        • “Great Art Requires X” helps in several ways, just as long as we understand that none of them are yes/no decisions. It’s the old idea that there’s a difference between breaking a rule to a work’s profit and simply following the rule badly. (Creators who don’t bother to learn the rules often think they’re doing the former and wind up doing the latter.) If you’re gonna follow the rules, know why they’re there and learn the discipline (The Shield); if you’re going to break them, then you need to have a new set of rules in place to follow (Elliott Carter, John Cage).

          • pico

            I think my only minor disagreement is that “rule” here is more of a “contemporary and culturally accepted norm”, which is why following them is helpful, not following them can cause problems, and breaking them purposefully isn’t really a transgression. But otherwise, yeah, and those are good examples.

  • The Ploughman

    So many great answers to spend time on here, I’ll just quickly say the two things that I’m coming to define as the only consistently necessary qualities for a good movie are 1) a point of view and 2) thematic consistency.

  • The Voice of A Gnu Generation

    To your last question, “can we find virtue in even the shittiest of books and films, according to our own metrics?” the answer is yes.

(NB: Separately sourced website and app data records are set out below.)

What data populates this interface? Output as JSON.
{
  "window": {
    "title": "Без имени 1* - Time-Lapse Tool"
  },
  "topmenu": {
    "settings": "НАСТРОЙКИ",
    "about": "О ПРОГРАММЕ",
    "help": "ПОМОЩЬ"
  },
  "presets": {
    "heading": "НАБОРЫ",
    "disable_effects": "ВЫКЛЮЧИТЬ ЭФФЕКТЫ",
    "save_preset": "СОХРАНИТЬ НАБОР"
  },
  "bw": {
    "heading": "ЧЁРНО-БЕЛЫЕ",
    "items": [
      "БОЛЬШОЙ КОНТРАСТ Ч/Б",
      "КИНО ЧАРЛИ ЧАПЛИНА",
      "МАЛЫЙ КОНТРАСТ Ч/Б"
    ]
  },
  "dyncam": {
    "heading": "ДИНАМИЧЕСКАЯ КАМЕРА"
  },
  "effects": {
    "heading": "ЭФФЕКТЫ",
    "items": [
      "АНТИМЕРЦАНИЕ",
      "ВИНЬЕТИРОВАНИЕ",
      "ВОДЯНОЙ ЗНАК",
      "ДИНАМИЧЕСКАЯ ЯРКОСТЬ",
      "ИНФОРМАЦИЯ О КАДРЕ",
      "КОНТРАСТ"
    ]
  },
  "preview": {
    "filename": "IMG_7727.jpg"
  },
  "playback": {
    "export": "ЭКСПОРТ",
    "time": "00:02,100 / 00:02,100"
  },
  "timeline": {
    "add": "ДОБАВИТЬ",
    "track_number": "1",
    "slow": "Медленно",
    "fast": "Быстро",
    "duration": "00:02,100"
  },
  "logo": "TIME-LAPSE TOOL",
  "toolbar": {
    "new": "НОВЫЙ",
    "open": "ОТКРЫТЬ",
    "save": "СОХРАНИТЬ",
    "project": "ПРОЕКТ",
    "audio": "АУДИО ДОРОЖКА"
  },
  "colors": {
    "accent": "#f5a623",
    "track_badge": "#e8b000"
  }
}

    The term “guilty pleasure” is thrown around, but I think you shouldn’t feel guilty about liking something (unless it involves peanut butter and a dog) even if very few other people like that thing too. If it made you feel some emotion, whether it be joy, anger, fear, etc. than that work of art made a connection, which is what I think we’re all looking for when we watch a movie, or read a book or listen to an album.